A district collector, a judge, and a police official are all kidnapped in broad daylight. The kidnapper cocking-a-snook at the establishment, calling himself 'Citizen' and appearing in different disguises to get at his targets. C.B.I. officer Sarojini (Nagma) finally traces the common factor among the kidnapped trio to the fictional hamlet of Athippatti, consisting of fishermen. But to her surprise both the village and its 690 odd inhabitants seemed to have been wiped away from the face of the official gazette maps. The diggings tell a story of a mass massacre that must have taken place about a couple of decades back. 'Citizen' is finally apprehended. He comes out with his story of the gory happenings at Athippatti and how he, as a little boy, had been the sole survivor of the nightmare that gripped the village that day from the map of India, twenty years back. The entire village was wiped off including women and children by the three kidnapped officials because of their greed for power and money. Ajith wants the citizenship of the three government officials revoked including their families as a punishment for their atrocities to the inhabitants of Athippatti.
Citizen: I'm Not Losing My Mind, I'm Giving It Away
Citizen: I'm Not Losing My Mind, I'm Giving It Away (1982), directed by William Farley, marks the first screen appearance of Whoopi Goldberg. The film is an avant-garde ensemble piece also starring West Coast performance artists Stoney Burke, Bob Carroll, Darryl Henriques, Murray Korngold, Pons Maar, John O'Keefe, and Michael Peppe.
A group of anonymous young people embark on an apparently random journey through a disjointed San Francisco cityscape. Along their travels they encounter a succession of madmen and eccentrics, portrayed by various West Coast performance artists, whose impassioned monologues and improvisations satirize the institutions of contemporary American society.

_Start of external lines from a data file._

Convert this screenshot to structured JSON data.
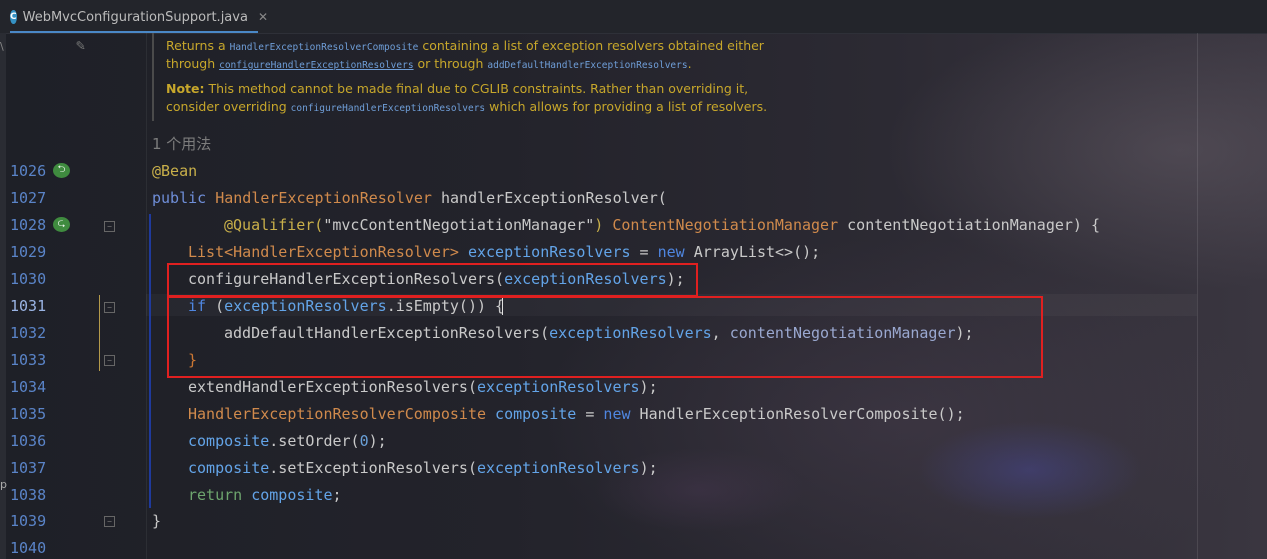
{
  "tab": {
    "icon_letter": "C",
    "filename": "WebMvcConfigurationSupport.java",
    "close_glyph": "✕"
  },
  "doc": {
    "line1_a": "Returns a ",
    "line1_code": "HandlerExceptionResolverComposite",
    "line1_b": " containing a list of exception resolvers obtained either",
    "line2_a": "through ",
    "line2_link1": "configureHandlerExceptionResolvers",
    "line2_b": " or through ",
    "line2_code": "addDefaultHandlerExceptionResolvers",
    "line2_c": ".",
    "line3_note": "Note:",
    "line3_rest": " This method cannot be made final due to CGLIB constraints. Rather than overriding it,",
    "line4_a": "consider overriding ",
    "line4_code": "configureHandlerExceptionResolvers",
    "line4_b": " which allows for providing a list of resolvers."
  },
  "usages": "1 个用法",
  "line_numbers": [
    "1026",
    "1027",
    "1028",
    "1029",
    "1030",
    "1031",
    "1032",
    "1033",
    "1034",
    "1035",
    "1036",
    "1037",
    "1038",
    "1039",
    "1040"
  ],
  "code": {
    "l1026": "@Bean",
    "l1027_kw": "public",
    "l1027_type": "HandlerExceptionResolver",
    "l1027_name": " handlerExceptionResolver(",
    "l1028_ann": "@Qualifier(",
    "l1028_str": "\"mvcContentNegotiationManager\"",
    "l1028_close": ")",
    "l1028_type": "ContentNegotiationManager",
    "l1028_param": " contentNegotiationManager) {",
    "l1029_a": "List<",
    "l1029_type": "HandlerExceptionResolver",
    "l1029_b": "> ",
    "l1029_var": "exceptionResolvers",
    "l1029_c": " = ",
    "l1029_new": "new",
    "l1029_d": " ArrayList<>();",
    "l1030_a": "configureHandlerExceptionResolvers(",
    "l1030_var": "exceptionResolvers",
    "l1030_b": ");",
    "l1031_if": "if",
    "l1031_a": " (",
    "l1031_var": "exceptionResolvers",
    "l1031_b": ".isEmpty()) {",
    "l1032_a": "addDefaultHandlerExceptionResolvers(",
    "l1032_var": "exceptionResolvers",
    "l1032_b": ", ",
    "l1032_param": "contentNegotiationManager",
    "l1032_c": ");",
    "l1033": "}",
    "l1034_a": "extendHandlerExceptionResolvers(",
    "l1034_var": "exceptionResolvers",
    "l1034_b": ");",
    "l1035_type": "HandlerExceptionResolverComposite",
    "l1035_var": " composite",
    "l1035_a": " = ",
    "l1035_new": "new",
    "l1035_b": " HandlerExceptionResolverComposite();",
    "l1036_var": "composite",
    "l1036_a": ".setOrder(",
    "l1036_num": "0",
    "l1036_b": ");",
    "l1037_var": "composite",
    "l1037_a": ".setExceptionResolvers(",
    "l1037_var2": "exceptionResolvers",
    "l1037_b": ");",
    "l1038_ret": "return",
    "l1038_var": " composite",
    "l1038_b": ";",
    "l1039": "}"
  },
  "colors": {
    "line_number": "#5a84c8",
    "keyword": "#6f8ed8",
    "annotation": "#c9b04a",
    "type": "#d08a4c",
    "variable": "#63a4e8",
    "highlight_box": "#e02020"
  },
  "icons": {
    "override": "override-arrow-icon",
    "edit": "pencil-icon",
    "file": "java-class-icon"
  }
}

In January 2013, Laura Poitras, an American documentary film director/producer who had been working for several years on a film about monitoring programs in the US that were the result of the September 11 attacks, receives an encrypted e-mail from a stranger who called himself, "Citizen Four." In it, he offers her inside information about illegal wiretapping practices of the US National Security Agency (NSA) and other intelligence agencies. In June 2013, accompanied by investigative journalist Glenn Greenwald and The Guardian intelligence reporter Ewen MacAskill, she travels to Hong Kong with her camera for the first meeting with the stranger, who reveals himself as Edward Snowden.
In peacetime the rank of Full General is reserved for the Commander of Finnish Defence Forces. Sometimes a General's branch of service is indicated in the rank. So far Finland has had seventeen of jalkaväenkenraali (General of Infantry), a few of jääkärikenraali (Jägergeneral), two of ratsuväenkenraali (General of Cavalry) and one tykistönkenraali (General of Artillery). Marshal Mannerheim himself was the other one of the two Generals of Cavalry before his promotion to Field Marshal.
The General was inaugurated in 1937, and carried coaches and Pullmans. It received some new lightweight equipment in 1938 as part of the fleet of modernism, but it was mostly heavyweight until 1940. It was the only "Fleet of Modernism" train to be streamlined without an observation car. It lost its coaches when the Advance General was inaugurated in 1940. It was re-equipped with lightweight sleeping cars from both the pre-war Broadway, and new cars from post-war orders. At this time, it also carried the Broadway's pre-war observation cars. In 1951 the General lost its all-Pullman status when it was combined with the all-coach Trail Blazer for non-peak travel periods only. In 1952 this consolidation became permanent, and by 1960, the Trail Blazer name was dropped. In 1967 the General was renamed the Broadway Limited when that train lost its numbers and all-Pullman status.